Document Type


Publication Date


Publication Citation

47 Federal Communications Law Journal 439 (1994)
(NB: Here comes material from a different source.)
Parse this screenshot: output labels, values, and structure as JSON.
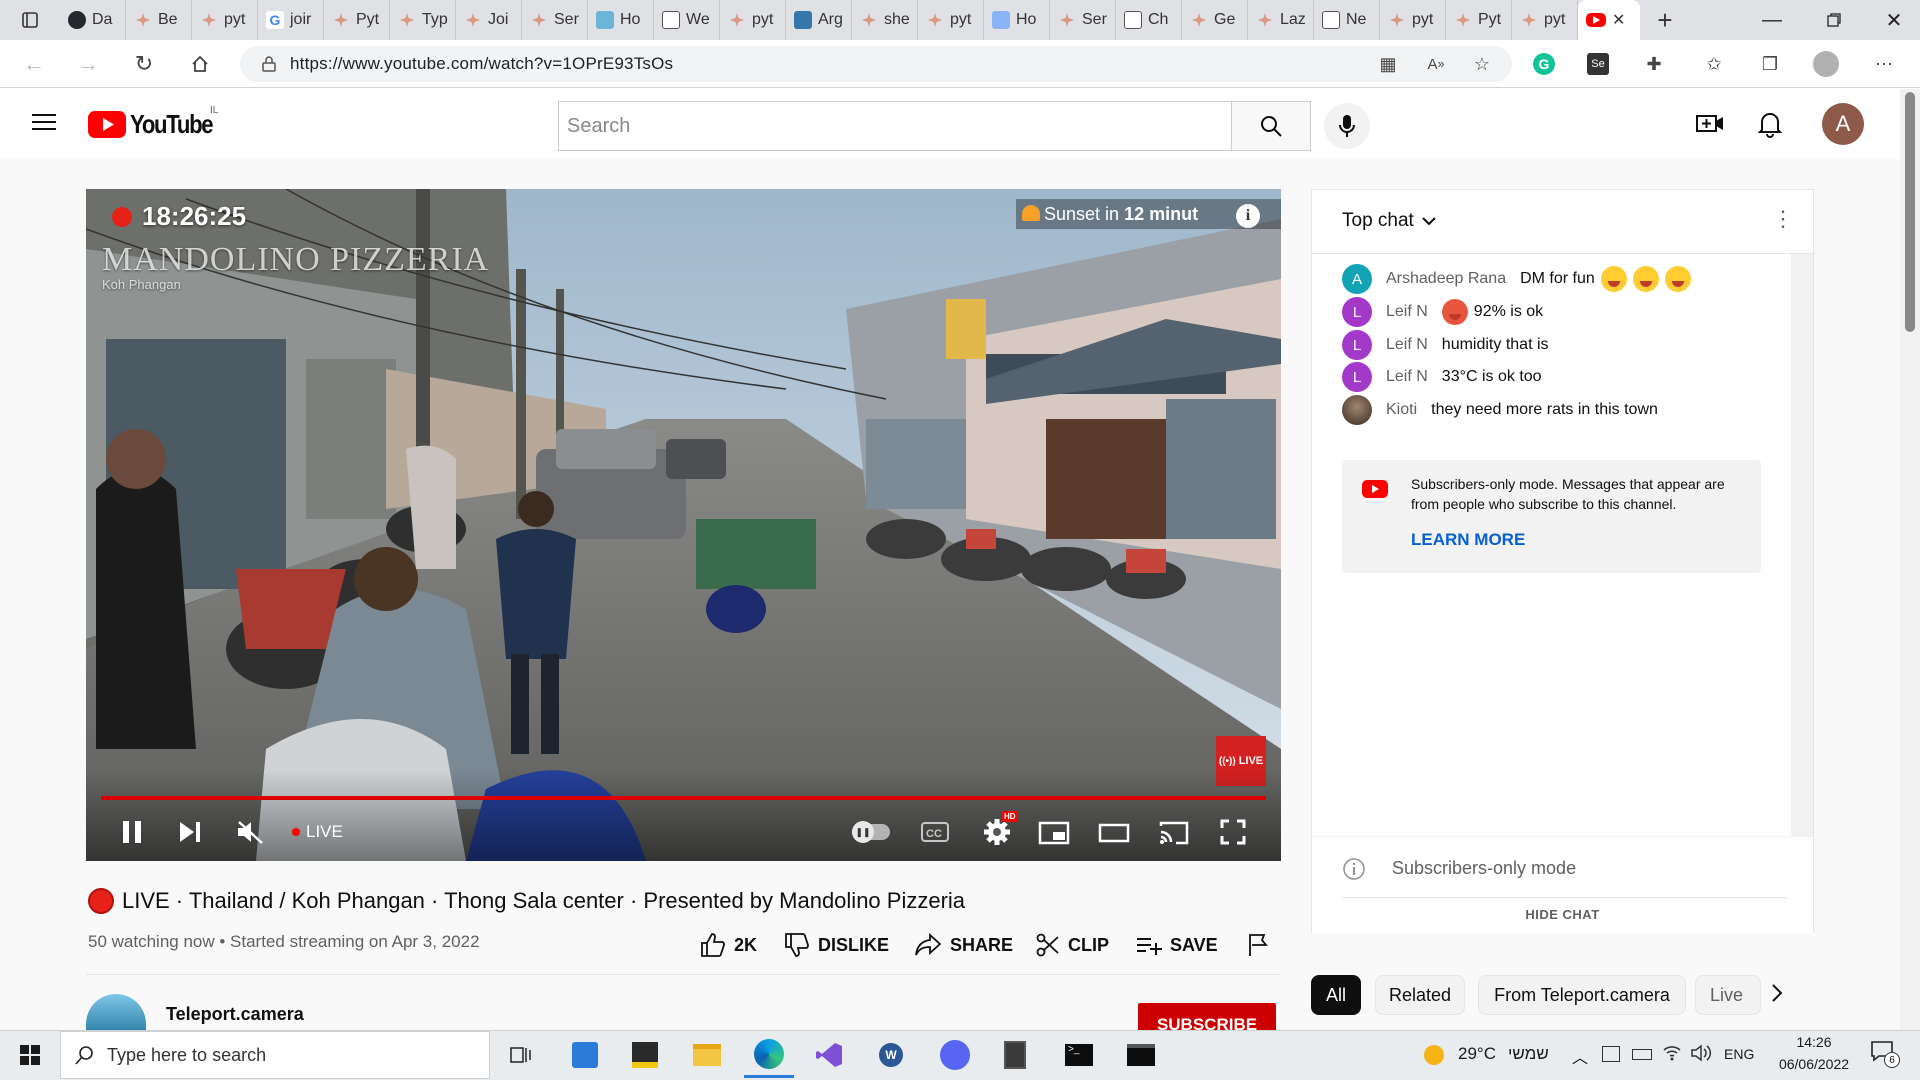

The divestiture of AT&T in 1983 began a revolution in telephone service, ending the communications giant's monopoly and sparking industry competition and lower telephone rates for consumers. However, the Modified Final Judgment, the court decision governing the Bell Operating Companies created in the wake of the divestiture, severely limits phone companies' ability to offer diverse communications products and to pursue customers outside their immediate geographic area. More than a decade after the landmark decision to limit AT&T's monopoly, the District Court for the District of Columbia remains the sole regulator of this segment of the communications industry. This Note argues that in light of industry changes, the Baby Bells' superior ability to provide consumer services, and the value of additional competition, the decree court's restriction on Bell Operating Companies should be lifted. In its place, the Author advocates that Congress enact a proposal similar to the recent House Bill 3626, which would return regulatory power to the Federal Communications Commission and allow Bell Operating Companies to contribute their significant skills to the development of the communications infrastructure.